 “And it provides continuous, real-time data, which is wasn’t possible in the past.”

The device works uses a process called Dynamic Respiratory Impedance Volume Evaluation, or DRIVE, to measure the changes in “bioimpedance,” or electrical conductivity, of the wearer’s limb as they breathe. Blood is an excellent conductor of electricity, so a patient with more blood will have greater conductivity. It’s similar in principal to the ultrasound method of measuring fluid status, which directly measures the changes in the vena cava, the body’s largest vein. But instead of measuring vein size to calculate fluid status, the new device gets the same information by measuring bioimpedance. The new device isn’t the first to use this approach, but it’s the first to incorporate fluid status measurement into a wearable device.

The researchers say their technology could effectively make fluid status another vital sign.

“This could turn fluid status into a routine diagnostic tool, the way we measure heart rate and blood pressure today,” said Kevin Ward, executive director of the U-M Center for Integrative Research in Critical Care (MCIRCC), which developed the concept and the device. “It has the potential to improve care and lower costs for millions of patients, and I think it’s a great example of how collaboration between fields like engineering and medicine can have a direct benefit on the lives of patients.”

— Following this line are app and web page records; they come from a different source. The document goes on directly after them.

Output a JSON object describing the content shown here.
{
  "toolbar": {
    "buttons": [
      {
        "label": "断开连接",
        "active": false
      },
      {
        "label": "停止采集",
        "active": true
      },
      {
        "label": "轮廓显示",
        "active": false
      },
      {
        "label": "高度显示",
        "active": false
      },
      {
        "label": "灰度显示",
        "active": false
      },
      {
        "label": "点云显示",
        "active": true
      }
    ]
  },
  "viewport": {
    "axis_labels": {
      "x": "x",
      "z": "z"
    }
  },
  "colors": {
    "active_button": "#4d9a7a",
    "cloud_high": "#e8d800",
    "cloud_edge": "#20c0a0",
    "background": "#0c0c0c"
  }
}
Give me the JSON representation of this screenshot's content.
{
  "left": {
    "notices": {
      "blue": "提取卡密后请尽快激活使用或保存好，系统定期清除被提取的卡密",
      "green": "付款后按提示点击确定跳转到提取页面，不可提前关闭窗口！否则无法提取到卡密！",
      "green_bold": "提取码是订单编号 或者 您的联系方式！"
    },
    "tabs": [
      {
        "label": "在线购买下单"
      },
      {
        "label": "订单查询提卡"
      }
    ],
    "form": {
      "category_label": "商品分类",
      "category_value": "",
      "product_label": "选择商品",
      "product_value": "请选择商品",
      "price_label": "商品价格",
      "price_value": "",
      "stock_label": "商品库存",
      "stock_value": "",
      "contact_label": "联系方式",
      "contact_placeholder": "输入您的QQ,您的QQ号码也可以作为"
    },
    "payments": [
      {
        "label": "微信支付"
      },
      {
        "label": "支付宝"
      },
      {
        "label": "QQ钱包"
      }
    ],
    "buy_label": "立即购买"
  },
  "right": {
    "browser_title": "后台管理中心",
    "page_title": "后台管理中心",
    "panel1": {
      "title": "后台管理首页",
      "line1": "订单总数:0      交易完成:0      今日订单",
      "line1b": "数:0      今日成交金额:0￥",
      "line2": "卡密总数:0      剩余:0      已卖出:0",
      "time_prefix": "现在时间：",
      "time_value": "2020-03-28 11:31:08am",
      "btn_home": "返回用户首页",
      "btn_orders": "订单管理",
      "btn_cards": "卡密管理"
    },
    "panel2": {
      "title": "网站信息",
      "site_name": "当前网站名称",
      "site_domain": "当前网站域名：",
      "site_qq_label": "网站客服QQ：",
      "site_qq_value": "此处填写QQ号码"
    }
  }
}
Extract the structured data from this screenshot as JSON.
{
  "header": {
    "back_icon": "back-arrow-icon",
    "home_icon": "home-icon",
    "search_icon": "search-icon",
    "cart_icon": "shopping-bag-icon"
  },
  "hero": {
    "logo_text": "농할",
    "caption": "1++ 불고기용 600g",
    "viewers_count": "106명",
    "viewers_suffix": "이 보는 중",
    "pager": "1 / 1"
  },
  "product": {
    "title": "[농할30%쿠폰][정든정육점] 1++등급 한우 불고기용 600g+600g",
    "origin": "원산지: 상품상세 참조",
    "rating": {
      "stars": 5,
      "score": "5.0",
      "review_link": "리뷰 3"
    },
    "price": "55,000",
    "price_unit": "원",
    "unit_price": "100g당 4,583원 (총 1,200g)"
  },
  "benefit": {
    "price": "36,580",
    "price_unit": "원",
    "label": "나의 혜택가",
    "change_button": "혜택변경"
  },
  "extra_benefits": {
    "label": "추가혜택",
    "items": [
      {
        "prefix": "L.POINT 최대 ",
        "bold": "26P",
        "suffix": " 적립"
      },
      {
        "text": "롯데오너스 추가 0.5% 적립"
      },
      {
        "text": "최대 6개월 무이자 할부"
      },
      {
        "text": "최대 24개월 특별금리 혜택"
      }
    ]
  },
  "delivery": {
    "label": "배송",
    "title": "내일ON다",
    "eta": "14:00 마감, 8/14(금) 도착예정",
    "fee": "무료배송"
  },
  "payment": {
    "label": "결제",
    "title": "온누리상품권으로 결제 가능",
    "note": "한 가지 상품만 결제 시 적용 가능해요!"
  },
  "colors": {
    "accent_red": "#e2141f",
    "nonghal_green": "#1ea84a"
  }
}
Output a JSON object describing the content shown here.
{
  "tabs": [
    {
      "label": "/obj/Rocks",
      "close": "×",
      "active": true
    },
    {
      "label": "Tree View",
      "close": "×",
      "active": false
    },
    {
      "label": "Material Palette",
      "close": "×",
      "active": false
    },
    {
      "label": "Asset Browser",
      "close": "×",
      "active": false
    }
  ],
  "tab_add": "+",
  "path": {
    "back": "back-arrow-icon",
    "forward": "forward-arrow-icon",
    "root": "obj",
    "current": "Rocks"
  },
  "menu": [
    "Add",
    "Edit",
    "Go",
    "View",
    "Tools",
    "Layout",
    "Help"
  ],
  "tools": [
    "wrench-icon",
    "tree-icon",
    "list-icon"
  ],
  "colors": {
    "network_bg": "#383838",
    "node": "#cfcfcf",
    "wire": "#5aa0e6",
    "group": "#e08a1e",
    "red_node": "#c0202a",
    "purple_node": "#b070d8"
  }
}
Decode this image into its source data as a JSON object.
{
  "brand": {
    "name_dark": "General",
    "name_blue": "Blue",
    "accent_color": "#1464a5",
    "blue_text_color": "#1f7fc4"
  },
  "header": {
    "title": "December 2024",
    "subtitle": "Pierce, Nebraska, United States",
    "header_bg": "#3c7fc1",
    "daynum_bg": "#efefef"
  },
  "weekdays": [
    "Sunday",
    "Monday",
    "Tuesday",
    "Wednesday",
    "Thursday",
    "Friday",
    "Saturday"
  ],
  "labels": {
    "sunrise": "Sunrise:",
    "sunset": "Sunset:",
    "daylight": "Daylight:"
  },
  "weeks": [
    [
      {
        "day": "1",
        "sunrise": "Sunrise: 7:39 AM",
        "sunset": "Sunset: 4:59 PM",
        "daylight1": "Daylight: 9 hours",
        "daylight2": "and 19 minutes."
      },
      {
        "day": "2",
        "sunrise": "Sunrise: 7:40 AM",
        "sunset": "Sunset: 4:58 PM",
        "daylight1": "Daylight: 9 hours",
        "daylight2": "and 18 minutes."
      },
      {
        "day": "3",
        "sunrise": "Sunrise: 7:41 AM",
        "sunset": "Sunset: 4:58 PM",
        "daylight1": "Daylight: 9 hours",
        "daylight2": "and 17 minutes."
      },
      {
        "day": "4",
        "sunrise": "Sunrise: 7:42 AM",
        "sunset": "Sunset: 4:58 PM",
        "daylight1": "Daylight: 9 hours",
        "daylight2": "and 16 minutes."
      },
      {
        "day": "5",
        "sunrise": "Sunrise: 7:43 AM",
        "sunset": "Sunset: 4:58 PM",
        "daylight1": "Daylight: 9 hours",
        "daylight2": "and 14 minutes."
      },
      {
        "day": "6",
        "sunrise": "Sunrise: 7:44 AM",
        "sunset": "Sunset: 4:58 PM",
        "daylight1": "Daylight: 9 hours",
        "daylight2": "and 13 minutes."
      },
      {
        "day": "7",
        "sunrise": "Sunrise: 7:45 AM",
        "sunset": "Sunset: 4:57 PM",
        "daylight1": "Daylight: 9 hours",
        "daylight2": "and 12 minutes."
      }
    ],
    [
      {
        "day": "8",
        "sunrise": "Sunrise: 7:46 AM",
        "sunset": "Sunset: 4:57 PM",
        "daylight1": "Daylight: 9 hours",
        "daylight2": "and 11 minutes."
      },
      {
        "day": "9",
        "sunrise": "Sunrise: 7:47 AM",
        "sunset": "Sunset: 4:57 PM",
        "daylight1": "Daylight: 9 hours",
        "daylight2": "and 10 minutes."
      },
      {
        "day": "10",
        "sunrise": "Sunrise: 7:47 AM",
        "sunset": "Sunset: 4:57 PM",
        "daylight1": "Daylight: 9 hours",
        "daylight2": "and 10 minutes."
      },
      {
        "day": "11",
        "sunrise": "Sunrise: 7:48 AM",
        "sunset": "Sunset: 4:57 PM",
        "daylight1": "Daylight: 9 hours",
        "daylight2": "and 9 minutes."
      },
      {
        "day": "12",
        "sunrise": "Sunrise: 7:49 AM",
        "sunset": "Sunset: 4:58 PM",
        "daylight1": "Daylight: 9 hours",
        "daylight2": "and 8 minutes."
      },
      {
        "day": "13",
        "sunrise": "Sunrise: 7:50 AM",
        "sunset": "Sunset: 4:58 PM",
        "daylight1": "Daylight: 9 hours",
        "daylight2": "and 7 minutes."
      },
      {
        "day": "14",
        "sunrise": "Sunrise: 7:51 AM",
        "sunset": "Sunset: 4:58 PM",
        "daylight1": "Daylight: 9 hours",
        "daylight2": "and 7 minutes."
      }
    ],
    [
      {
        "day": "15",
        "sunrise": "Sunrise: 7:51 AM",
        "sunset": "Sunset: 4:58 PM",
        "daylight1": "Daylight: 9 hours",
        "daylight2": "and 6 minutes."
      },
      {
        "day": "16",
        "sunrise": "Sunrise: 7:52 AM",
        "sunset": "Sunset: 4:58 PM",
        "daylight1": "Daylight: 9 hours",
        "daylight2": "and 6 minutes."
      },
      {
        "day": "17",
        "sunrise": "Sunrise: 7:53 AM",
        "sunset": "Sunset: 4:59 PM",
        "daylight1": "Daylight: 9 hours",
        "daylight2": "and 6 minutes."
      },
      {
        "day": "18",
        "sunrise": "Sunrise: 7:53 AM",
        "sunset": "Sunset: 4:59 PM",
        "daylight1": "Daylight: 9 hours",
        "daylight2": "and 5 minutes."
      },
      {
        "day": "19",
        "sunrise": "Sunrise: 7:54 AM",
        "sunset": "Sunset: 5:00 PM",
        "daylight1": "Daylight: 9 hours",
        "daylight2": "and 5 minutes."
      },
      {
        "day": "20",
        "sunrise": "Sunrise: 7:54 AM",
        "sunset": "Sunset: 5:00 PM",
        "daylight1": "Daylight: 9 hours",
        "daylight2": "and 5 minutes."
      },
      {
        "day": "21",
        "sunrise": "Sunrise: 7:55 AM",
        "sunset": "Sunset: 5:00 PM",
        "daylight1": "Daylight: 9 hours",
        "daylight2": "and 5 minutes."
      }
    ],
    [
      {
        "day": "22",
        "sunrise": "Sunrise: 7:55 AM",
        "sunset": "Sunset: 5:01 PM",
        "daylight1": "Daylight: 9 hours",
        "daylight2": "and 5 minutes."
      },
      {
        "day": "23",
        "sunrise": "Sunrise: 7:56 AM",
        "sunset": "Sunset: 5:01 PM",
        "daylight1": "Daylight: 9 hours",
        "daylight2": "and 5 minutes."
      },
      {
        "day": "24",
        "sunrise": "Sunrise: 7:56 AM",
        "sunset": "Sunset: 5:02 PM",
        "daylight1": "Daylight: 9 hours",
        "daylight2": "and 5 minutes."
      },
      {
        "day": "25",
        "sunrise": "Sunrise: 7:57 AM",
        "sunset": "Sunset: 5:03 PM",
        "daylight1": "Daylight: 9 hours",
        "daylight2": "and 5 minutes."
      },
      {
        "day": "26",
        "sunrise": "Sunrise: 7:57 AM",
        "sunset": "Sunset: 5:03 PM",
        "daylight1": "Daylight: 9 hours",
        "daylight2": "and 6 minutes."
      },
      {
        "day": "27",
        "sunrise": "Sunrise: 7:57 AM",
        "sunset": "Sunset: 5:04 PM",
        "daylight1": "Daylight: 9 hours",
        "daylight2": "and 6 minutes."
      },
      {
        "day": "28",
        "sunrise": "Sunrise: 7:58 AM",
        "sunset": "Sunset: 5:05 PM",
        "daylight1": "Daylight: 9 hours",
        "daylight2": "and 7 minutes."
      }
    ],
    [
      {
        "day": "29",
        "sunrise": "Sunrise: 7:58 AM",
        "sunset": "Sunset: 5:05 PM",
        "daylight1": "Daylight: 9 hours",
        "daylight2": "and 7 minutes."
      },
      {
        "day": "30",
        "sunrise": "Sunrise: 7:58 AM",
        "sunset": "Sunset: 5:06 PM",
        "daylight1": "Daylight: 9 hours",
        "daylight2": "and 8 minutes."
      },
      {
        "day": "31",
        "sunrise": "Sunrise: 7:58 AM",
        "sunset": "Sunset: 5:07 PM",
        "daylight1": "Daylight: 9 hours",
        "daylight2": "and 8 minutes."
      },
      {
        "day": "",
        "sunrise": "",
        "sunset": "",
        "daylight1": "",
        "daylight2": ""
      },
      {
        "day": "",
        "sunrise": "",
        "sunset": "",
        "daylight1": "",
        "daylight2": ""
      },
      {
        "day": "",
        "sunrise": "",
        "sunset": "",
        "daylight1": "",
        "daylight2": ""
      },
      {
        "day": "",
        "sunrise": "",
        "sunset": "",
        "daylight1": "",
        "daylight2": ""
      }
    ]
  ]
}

The team has been testing a benchtop version of the sensor, built from off-the-shelf components, for more than a year. The new study will compare the accuracy of the wearable sensor to that of the conventional ultrasounds of the vena cava in patients undergoing dialysis or intensive care.

Current measurements like heart rate and blood pressure are diagnostic measurements that have been in place for decades or more. These methods don’t address accurately the issue that patients experiencing trauma, undergoing dialysis, or septic patients commonly have in that they can't capture the amount of blood flowing through a patient's blood vessels.

“Right now, doctors don’t have a good way to determine how much fluid to remove from a dialysis patient,” explains Hakam Tiba, a research investigator in the Department of Emergency Medicine at the U-M Health System. “They often end up removing too much, which can cause pain and fatigue, and it can also exacerbate other health problems. A wearable sensor would enable doctors to be much more precise by providing a real-time picture of the effect that dialysis has on a patient.”

A real-time stream of fluid status data could also help doctors provide better treatment to patients who need additional fluid, like sepsis patients, Belmont said. He expects the current round of testing to continue through the end of 2015. If the tests are successful, the device will go to the FDA for approval, which will likely take an additional two years before it’s available for broad use.

Funding and assistance for the project was provided by the University of Michigan Medical School’s Fast Forward Medical Innovation Translational Research and Commercialization for Life Sciences Program, by the University of Michigan Center for Integrative Research in Critical Care and by Baxter Healthcare Corporation.